Problem statement:
Lines in the entries below where the word "sound" shows up should each be copied.

Data records for software interfaces
● ● ● ● ● ● ●

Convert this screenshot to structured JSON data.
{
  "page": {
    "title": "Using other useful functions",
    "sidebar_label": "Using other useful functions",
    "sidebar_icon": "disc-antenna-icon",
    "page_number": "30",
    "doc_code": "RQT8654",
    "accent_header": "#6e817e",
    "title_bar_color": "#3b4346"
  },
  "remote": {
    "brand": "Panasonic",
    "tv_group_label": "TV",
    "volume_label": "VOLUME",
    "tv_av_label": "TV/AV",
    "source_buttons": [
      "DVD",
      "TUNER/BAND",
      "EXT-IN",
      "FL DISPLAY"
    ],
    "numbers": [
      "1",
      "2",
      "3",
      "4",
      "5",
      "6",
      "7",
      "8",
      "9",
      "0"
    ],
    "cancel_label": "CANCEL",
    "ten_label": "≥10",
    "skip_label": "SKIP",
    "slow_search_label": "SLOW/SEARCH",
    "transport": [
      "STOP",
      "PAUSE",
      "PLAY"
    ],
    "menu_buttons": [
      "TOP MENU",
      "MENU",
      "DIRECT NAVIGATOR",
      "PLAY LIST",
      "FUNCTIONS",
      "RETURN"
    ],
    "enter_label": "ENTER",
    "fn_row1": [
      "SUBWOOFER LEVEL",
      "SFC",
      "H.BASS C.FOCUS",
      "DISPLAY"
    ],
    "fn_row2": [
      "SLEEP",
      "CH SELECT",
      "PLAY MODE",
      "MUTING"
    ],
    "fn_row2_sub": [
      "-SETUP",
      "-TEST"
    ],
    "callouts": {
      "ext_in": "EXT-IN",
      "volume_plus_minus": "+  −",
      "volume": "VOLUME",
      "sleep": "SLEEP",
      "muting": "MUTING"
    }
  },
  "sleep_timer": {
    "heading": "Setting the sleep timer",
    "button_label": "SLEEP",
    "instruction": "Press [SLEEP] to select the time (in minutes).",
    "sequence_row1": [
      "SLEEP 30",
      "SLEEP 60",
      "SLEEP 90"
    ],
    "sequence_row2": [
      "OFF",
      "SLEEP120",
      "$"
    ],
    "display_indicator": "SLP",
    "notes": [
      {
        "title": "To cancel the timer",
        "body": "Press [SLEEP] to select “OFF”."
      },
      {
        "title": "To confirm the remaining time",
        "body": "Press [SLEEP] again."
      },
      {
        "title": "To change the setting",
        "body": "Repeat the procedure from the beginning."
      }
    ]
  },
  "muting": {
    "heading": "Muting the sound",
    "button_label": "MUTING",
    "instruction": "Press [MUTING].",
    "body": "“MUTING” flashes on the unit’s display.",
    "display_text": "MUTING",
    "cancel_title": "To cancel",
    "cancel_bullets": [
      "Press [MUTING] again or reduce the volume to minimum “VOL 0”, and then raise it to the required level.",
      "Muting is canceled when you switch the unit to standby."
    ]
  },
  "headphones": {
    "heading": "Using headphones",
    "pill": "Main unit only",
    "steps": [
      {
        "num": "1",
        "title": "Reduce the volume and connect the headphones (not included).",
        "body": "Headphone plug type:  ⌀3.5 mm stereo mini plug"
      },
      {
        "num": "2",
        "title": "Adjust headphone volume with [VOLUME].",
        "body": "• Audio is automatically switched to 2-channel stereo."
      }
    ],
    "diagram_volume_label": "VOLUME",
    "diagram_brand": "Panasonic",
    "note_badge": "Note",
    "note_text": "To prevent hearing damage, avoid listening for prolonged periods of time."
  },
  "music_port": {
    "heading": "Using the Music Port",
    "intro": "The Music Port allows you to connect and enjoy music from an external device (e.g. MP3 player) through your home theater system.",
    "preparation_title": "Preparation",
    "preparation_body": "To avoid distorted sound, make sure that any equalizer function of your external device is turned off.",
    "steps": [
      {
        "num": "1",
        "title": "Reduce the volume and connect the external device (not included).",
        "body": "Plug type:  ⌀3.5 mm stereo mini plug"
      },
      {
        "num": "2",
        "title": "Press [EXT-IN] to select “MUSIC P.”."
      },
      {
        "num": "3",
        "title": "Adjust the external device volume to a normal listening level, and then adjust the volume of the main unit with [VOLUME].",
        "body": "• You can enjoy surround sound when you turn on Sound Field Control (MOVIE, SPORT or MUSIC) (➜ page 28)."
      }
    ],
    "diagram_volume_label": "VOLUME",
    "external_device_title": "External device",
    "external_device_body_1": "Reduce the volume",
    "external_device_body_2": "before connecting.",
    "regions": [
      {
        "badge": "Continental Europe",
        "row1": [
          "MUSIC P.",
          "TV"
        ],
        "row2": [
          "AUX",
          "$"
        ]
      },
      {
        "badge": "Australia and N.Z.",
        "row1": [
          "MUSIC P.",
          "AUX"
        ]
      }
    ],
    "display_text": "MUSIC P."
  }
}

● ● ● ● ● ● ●

Solution to this exercise:
    "heading": "Muting the sound",
    "preparation_body": "To avoid distorted sound, make sure that any equalizer function of your external device is turned off.",
        "body": "• You can enjoy surround sound when you turn on Sound Field Control (MOVIE, SPORT or MUSIC) (➜ page 28)."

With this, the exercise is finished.